Veterans Day: How World War I Changed The Meaning Of "the Glamour Of Battle"
Military glamour is among the most ancient forms. From Achilles, David, and Alexander through knights, samurai, admirals, and airmen, warriors have been icons of masculine glamour, exemplifying courage, prowess, and patriotic significance.
In the half century leading up to the end of World War I, warfare was also one of the first contexts in which English speakers used the term glamour in its modern metaphorical sense. (The word originally meant a literal magic spell that made people see things that weren't there.)
“Military heroes who give up their lives in the flush and excitement and glamour of battle,” opined a U.S. congressman in 1885, “are sustained in the discharge of duty by the rush and conflict of physical forces, the hope of earthly glory and renown.” A 1917 handbook on army paperwork was “dedicated to the man behind the desk, the man who, being away from the din and glamor of battle, is usually denied popular favor, yet who clothes, feeds, pays, shelters, transports, and otherwise looks after the man behind the gun.” (Whether in warfare or business, logistics is the quintessential “unglamorous” but critical support activity.)

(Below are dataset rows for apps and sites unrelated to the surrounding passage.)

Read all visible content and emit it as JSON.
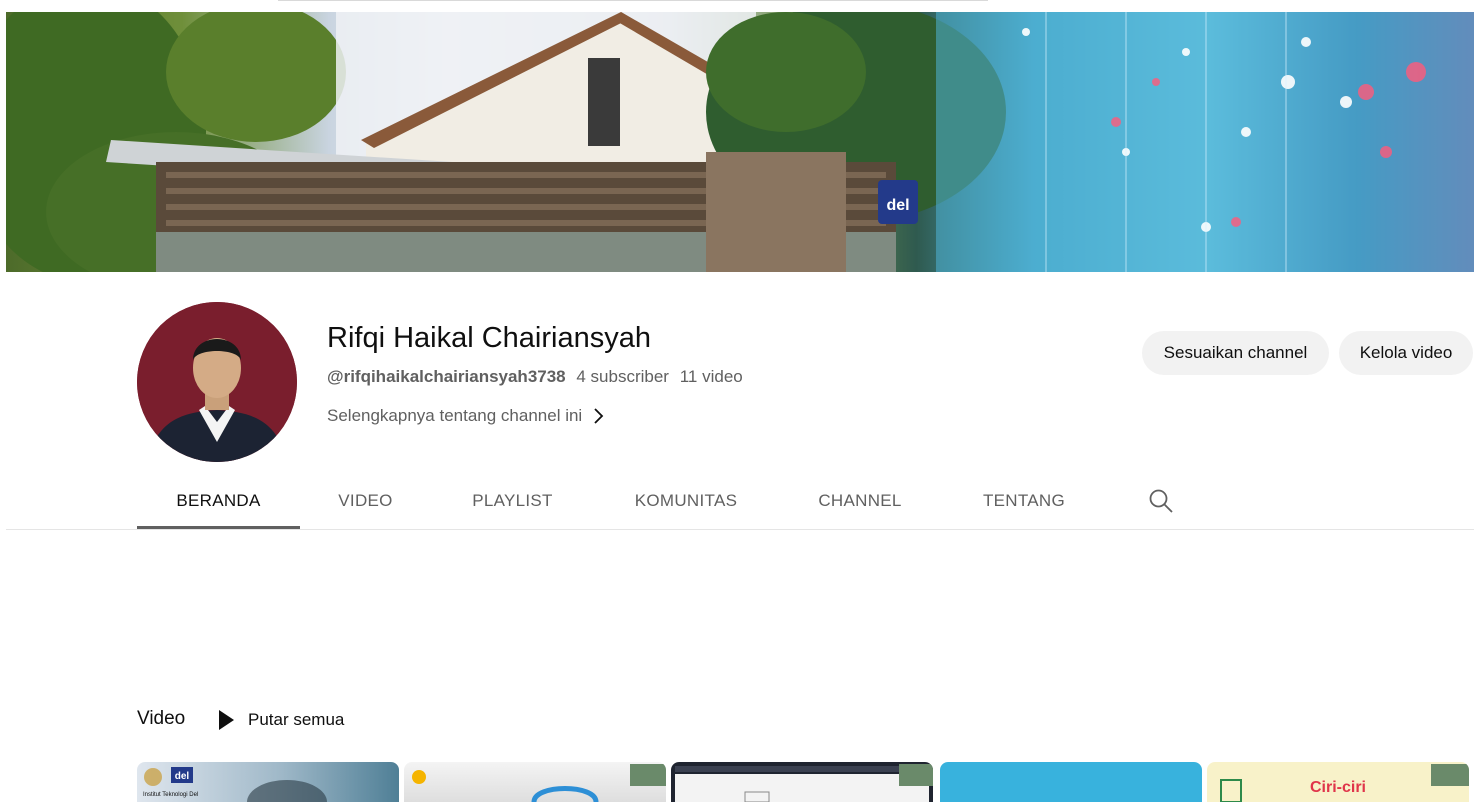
{
  "channel": {
    "name": "Rifqi Haikal Chairiansyah",
    "handle": "@rifqihaikalchairiansyah3738",
    "subscribers": "4 subscriber",
    "videos": "11 video",
    "more_link": "Selengkapnya tentang channel ini"
  },
  "actions": {
    "customize": "Sesuaikan channel",
    "manage": "Kelola video"
  },
  "tabs": [
    {
      "label": "BERANDA",
      "active": true
    },
    {
      "label": "VIDEO",
      "active": false
    },
    {
      "label": "PLAYLIST",
      "active": false
    },
    {
      "label": "KOMUNITAS",
      "active": false
    },
    {
      "label": "CHANNEL",
      "active": false
    },
    {
      "label": "TENTANG",
      "active": false
    }
  ],
  "icons": {
    "search": "search-icon",
    "chevron": "chevron-right-icon",
    "play": "play-icon"
  },
  "section": {
    "title": "Video",
    "play_all": "Putar semua"
  },
  "thumbnails": [
    {
      "text": "Institut Teknologi Del",
      "logo": "del"
    },
    {
      "text": ""
    },
    {
      "text": ""
    },
    {
      "text": ""
    },
    {
      "text": "Ciri-ciri"
    }
  ]
}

European nations began World War I with a glamorous vision of war, only to be psychologically shattered by the realities of the trenches. The experience changed the way people referred to the "glamour of battle," treating it no longer as a positive quality but as a dangerous illusion. In 1919, the British painter Paul Nash wrote that the purpose of The Menin Road, his bleak portrait of a desolate and blasted landscape, was “to rob war of the last shred of glory[,] the last shine of glamour.” Briefly conscripted in 1916, D. H. Lawrence lamented “this terrible glamour of camaraderie, which is the glamour of Homer and of all militarism.” An American writing in 1921 asked fellow veterans of the Great War, “Are you going to tell your children the truth about what you endured, or gild your reminiscences with glamour that will make them want to have a merry war experience of their own?” In the 1920s, pacifism, not battle, became glamorous.
In her ground-breaking 1939 book America at the Movies, Margaret Thorp recounted one example of the era's glamorous pacifism:
Deanna Durbin is a pacifist. She showed a reporter her school history book with a paragraph which she had underlined with red pencil. “It was Nicholas Murray Butler’s estimate that for the money spent on the World War every family in ten countries could have had a $2,500 house, $1,000 worth of furniture, several acres of land [and so on]. ‘Isn’t it dreadful?’ said Deanna. ‘Not so much the money, as the millions of people killed.’” Ten years ago such a statement would not have added to the glamour of a youthful star, but at least it is safely away from present conflicts.
Within a few years, Durbin was a favorite of British troops and reportedly of Winston Churchill as well. Just as World War I punctured the glamour of battle, the Nazi advance largely did away with the glamour of pacifism.
[Most of this text, except for discussion of Deanna Durbin and the glamour of pacifism, is taken from chapter one of my new book The Power of Glamour: Longing and the Art of Visual Persuasion. Pershing's Crusaders poster from Library of Congress.]